- WHAT YOU ARE ASKED TO DO: From the data, return each line holding the word "true".

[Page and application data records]
────────────────────

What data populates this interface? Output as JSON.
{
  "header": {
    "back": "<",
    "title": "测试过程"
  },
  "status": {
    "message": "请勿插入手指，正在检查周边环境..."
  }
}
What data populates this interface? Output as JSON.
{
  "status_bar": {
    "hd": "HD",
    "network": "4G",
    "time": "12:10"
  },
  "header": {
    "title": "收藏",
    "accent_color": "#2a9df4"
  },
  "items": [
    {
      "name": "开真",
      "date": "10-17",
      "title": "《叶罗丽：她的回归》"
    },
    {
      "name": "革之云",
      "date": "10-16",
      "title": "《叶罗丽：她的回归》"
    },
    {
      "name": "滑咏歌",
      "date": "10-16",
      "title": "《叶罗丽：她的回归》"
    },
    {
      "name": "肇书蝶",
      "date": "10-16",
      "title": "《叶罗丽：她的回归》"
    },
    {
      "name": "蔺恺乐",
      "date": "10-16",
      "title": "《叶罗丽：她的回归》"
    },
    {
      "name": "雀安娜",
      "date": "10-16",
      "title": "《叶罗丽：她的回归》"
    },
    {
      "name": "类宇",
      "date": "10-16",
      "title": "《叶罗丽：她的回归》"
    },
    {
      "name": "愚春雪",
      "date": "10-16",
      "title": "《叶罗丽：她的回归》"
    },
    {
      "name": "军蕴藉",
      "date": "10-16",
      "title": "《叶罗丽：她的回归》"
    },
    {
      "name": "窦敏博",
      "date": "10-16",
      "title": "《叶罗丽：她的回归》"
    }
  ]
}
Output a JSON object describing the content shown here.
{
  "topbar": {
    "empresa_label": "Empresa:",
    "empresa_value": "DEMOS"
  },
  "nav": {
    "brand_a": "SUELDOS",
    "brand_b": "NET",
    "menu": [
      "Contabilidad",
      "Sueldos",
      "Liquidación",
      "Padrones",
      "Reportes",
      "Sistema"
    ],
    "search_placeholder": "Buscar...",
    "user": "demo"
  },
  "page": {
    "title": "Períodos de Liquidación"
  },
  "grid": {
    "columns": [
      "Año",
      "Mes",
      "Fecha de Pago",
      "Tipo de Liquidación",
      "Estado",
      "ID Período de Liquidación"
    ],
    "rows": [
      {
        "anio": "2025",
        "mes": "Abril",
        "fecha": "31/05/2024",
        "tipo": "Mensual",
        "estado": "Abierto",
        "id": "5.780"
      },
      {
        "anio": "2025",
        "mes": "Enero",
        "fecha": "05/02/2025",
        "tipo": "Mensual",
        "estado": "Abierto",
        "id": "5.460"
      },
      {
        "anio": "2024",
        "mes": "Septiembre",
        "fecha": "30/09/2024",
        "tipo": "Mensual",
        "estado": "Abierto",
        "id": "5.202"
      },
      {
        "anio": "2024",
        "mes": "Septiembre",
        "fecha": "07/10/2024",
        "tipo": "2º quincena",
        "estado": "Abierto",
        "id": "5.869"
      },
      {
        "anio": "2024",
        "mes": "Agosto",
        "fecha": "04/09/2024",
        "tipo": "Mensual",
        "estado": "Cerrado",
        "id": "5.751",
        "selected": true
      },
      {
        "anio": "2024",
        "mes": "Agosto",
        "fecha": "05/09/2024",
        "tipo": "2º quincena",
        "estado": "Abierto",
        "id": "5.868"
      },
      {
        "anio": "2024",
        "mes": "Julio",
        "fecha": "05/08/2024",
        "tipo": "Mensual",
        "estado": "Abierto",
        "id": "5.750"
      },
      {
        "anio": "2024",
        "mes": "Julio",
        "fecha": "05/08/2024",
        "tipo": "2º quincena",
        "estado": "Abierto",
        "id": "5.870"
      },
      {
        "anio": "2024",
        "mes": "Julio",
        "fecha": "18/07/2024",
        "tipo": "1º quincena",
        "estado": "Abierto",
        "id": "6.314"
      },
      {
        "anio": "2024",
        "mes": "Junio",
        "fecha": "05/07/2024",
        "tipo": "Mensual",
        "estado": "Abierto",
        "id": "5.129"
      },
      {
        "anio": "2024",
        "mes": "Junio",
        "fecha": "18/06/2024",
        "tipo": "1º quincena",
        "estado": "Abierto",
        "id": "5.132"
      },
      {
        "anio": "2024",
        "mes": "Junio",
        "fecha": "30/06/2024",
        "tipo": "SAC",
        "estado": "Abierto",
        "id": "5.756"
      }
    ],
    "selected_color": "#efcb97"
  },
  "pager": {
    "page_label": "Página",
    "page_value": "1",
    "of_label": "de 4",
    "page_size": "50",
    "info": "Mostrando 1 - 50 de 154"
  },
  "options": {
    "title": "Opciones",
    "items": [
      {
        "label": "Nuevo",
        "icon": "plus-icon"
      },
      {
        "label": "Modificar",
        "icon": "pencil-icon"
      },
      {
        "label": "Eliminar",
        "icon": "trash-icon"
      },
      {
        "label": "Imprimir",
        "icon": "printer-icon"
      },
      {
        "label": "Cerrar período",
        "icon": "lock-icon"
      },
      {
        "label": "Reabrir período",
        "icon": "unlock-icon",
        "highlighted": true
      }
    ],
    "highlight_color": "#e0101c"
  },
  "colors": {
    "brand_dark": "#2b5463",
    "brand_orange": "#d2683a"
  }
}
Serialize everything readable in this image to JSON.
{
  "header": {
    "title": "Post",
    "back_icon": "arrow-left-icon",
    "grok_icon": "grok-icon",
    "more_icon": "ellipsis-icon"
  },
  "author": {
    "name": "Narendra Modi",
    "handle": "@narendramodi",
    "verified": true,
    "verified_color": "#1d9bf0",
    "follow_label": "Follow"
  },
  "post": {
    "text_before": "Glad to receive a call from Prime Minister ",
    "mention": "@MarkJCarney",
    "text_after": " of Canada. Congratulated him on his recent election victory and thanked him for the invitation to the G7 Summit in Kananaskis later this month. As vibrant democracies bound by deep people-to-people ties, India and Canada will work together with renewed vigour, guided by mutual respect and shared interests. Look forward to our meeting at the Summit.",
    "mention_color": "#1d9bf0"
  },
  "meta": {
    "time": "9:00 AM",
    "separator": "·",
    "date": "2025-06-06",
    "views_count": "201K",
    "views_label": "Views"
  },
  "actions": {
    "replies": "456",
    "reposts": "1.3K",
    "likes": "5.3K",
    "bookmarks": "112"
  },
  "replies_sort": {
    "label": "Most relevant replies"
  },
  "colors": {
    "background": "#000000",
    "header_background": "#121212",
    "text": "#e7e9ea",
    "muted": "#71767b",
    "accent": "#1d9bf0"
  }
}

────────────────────

- OUTPUT FOR THIS TASK:
        "selected": true
        "highlighted": true
    "verified": true,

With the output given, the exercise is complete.